An exact printout of all the entries is required.

*** Opening of The input ***

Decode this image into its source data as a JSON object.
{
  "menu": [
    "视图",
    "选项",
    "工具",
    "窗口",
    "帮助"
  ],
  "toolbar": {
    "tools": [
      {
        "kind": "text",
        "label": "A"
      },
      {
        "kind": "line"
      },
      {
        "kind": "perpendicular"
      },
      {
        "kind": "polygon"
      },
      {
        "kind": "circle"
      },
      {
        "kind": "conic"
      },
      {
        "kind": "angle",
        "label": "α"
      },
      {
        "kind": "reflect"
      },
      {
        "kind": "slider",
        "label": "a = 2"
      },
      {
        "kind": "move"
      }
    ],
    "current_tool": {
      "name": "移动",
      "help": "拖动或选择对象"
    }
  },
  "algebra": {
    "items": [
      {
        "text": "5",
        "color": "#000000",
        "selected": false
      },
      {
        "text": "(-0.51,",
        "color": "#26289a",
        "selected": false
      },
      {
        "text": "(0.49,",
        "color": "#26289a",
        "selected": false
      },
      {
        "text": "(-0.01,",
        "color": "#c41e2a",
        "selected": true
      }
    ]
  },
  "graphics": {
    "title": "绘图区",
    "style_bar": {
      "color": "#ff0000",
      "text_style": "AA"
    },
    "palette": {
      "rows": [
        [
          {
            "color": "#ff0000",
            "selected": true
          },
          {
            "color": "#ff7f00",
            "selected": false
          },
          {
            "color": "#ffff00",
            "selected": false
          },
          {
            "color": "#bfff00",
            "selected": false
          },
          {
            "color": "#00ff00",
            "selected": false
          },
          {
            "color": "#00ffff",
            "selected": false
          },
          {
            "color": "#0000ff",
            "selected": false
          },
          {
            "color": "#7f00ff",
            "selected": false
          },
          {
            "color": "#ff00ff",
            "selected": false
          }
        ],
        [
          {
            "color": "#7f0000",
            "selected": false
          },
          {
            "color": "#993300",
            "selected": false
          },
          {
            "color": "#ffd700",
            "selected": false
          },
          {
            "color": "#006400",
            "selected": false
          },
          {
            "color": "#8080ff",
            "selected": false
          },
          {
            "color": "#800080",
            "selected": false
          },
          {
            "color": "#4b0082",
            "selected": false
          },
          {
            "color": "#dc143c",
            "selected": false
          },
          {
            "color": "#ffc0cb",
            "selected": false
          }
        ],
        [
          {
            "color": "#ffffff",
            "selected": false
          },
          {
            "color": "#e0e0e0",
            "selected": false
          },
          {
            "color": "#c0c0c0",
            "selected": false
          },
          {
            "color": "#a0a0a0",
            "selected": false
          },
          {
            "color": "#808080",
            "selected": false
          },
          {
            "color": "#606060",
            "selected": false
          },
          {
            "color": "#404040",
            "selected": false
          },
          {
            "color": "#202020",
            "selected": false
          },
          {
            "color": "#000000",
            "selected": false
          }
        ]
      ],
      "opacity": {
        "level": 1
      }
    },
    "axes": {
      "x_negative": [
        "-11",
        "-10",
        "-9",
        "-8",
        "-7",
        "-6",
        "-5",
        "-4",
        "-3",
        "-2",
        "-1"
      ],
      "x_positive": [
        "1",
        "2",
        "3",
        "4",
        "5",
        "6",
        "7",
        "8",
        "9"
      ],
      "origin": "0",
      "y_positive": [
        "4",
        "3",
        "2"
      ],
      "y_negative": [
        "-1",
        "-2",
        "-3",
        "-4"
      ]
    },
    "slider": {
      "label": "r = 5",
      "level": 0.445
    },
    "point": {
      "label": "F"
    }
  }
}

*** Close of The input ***

→ Answer for the task:
Decode this image into its source data as a JSON object.
{
  "menu": [
    "视图",
    "选项",
    "工具",
    "窗口",
    "帮助"
  ],
  "toolbar": {
    "tools": [
      {
        "kind": "text",
        "label": "A"
      },
      {
        "kind": "line"
      },
      {
        "kind": "perpendicular"
      },
      {
        "kind": "polygon"
      },
      {
        "kind": "circle"
      },
      {
        "kind": "conic"
      },
      {
        "kind": "angle",
        "label": "α"
      },
      {
        "kind": "reflect"
      },
      {
        "kind": "slider",
        "label": "a = 2"
      },
      {
        "kind": "move"
      }
    ],
    "current_tool": {
      "name": "移动",
      "help": "拖动或选择对象"
    }
  },
  "algebra": {
    "items": [
      {
        "text": "5",
        "color": "#000000",
        "selected": false
      },
      {
        "text": "(-0.51,",
        "color": "#26289a",
        "selected": false
      },
      {
        "text": "(0.49,",
        "color": "#26289a",
        "selected": false
      },
      {
        "text": "(-0.01,",
        "color": "#c41e2a",
        "selected": true
      }
    ]
  },
  "graphics": {
    "title": "绘图区",
    "style_bar": {
      "color": "#ff0000",
      "text_style": "AA"
    },
    "palette": {
      "rows": [
        [
          {
            "color": "#ff0000",
            "selected": true
          },
          {
            "color": "#ff7f00",
            "selected": false
          },
          {
            "color": "#ffff00",
            "selected": false
          },
          {
            "color": "#bfff00",
            "selected": false
          },
          {
            "color": "#00ff00",
            "selected": false
          },
          {
            "color": "#00ffff",
            "selected": false
          },
          {
            "color": "#0000ff",
            "selected": false
          },
          {
            "color": "#7f00ff",
            "selected": false
          },
          {
            "color": "#ff00ff",
            "selected": false
          }
        ],
        [
          {
            "color": "#7f0000",
            "selected": false
          },
          {
            "color": "#993300",
            "selected": false
          },
          {
            "color": "#ffd700",
            "selected": false
          },
          {
            "color": "#006400",
            "selected": false
          },
          {
            "color": "#8080ff",
            "selected": false
          },
          {
            "color": "#800080",
            "selected": false
          },
          {
            "color": "#4b0082",
            "selected": false
          },
          {
            "color": "#dc143c",
            "selected": false
          },
          {
            "color": "#ffc0cb",
            "selected": false
          }
        ],
        [
          {
            "color": "#ffffff",
            "selected": false
          },
          {
            "color": "#e0e0e0",
            "selected": false
          },
          {
            "color": "#c0c0c0",
            "selected": false
          },
          {
            "color": "#a0a0a0",
            "selected": false
          },
          {
            "color": "#808080",
            "selected": false
          },
          {
            "color": "#606060",
            "selected": false
          },
          {
            "color": "#404040",
            "selected": false
          },
          {
            "color": "#202020",
            "selected": false
          },
          {
            "color": "#000000",
            "selected": false
          }
        ]
      ],
      "opacity": {
        "level": 1
      }
    },
    "axes": {
      "x_negative": [
        "-11",
        "-10",
        "-9",
        "-8",
        "-7",
        "-6",
        "-5",
        "-4",
        "-3",
        "-2",
        "-1"
      ],
      "x_positive": [
        "1",
        "2",
        "3",
        "4",
        "5",
        "6",
        "7",
        "8",
        "9"
      ],
      "origin": "0",
      "y_positive": [
        "4",
        "3",
        "2"
      ],
      "y_negative": [
        "-1",
        "-2",
        "-3",
        "-4"
      ]
    },
    "slider": {
      "label": "r = 5",
      "level": 0.445
    },
    "point": {
      "label": "F"
    }
  }
}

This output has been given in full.